As reported in this column in June, the Circuit Court for Howard County held on June 13 that Howard County improperly required the five taxpayers to pay taxes on indemnity deeds of trust (“IDOTs”) in cases where the borrowers had defaulted on loans. The court ruled that the party responsible to pay the tax is the guarantor who executed the IDOT. None of the five affected taxpayers was a borrower or a guarantor of the subject loans. The case is Howard County Department of Finance v. Atapco Howard Square I Business Trust, et al., Circuit Court for Howard County Case No.: 13-C-12-092323.
The Atapco case involved seven underlying matters. In most of them, lenders foreclosed under IDOTs that had gone into default, and the purchasers at the foreclosures tried to record deeds by tendering only the recordation and transfer taxes due on the deeds themselves. Howard County refused to record the deeds until the recordation taxes on the prior IDOTs were paid. The purchasers of the properties paid the recordation taxes and filed for refunds. The Maryland Tax Court (an administrative agency) ruled for the taxpayers in August 2012 and Howard County appealed, but the Circuit Court agreed with the Tax Court.
As previous columns on this topic have explained, IDOTs are security instruments that have been used in Maryland for decades. Most IDOT transactions involve a loan made by a lender to a borrower that is guaranteed by a different person or entity which owns real property. To secure the guaranty, the guarantor grants to the lender an IDOT on the property it owns. An IDOT is an effective financing structure if at the time the loan is made the guarantor is not primarily liable to the lender. Instead, when the IDOT is recorded the guaranty is contingent on the occurrence of an event, such as a default under the loan to the borrower.
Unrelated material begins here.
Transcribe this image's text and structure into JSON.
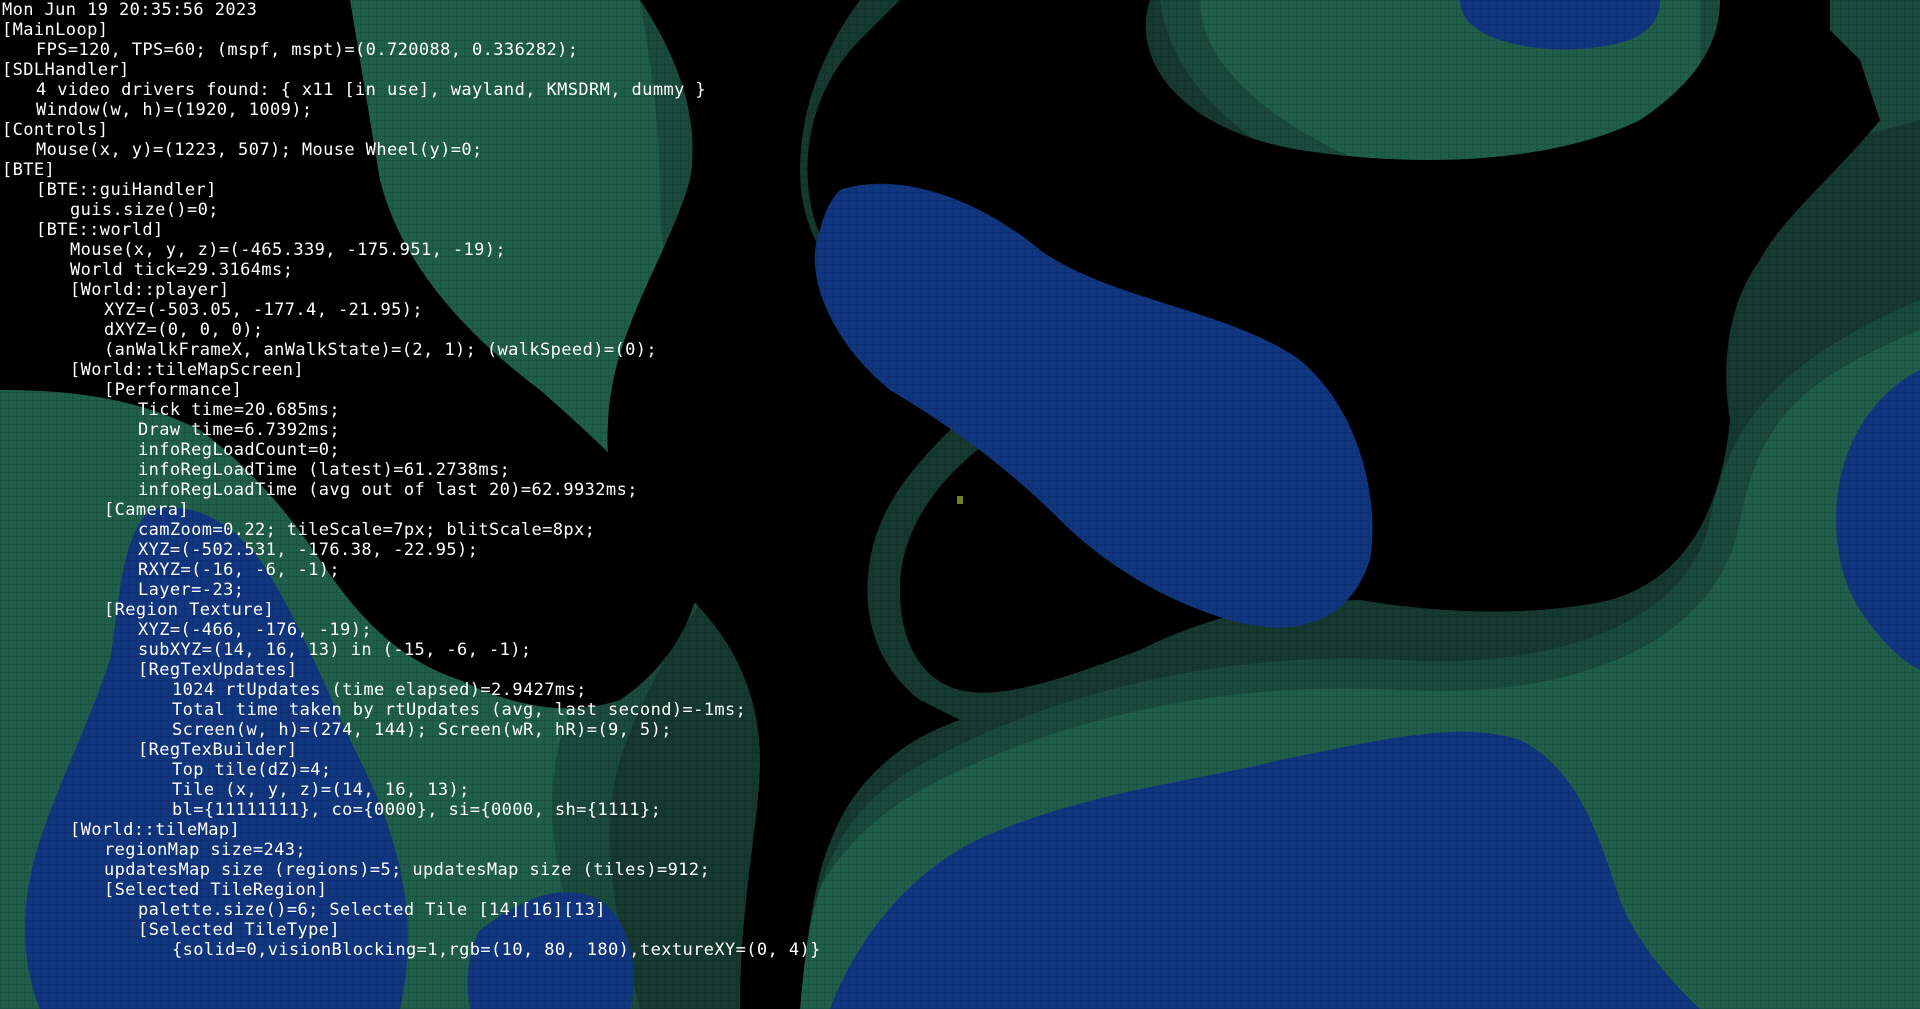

The Maryland Attorney General issued opinions in 1973 and 1989 which stated that IDOTs could be recorded without payment of recordation tax. Those opinions also stated that when there is a default under the loan the recordation tax becomes due, and it is the guarantor who must pay the tax. The Tax Court and the Circuit Court agreed with the Attorney General’s opinions.
Ed Levin and George Ritchie at Gordon Feinblatt LLC in Baltimore represented the taxpayers in the case.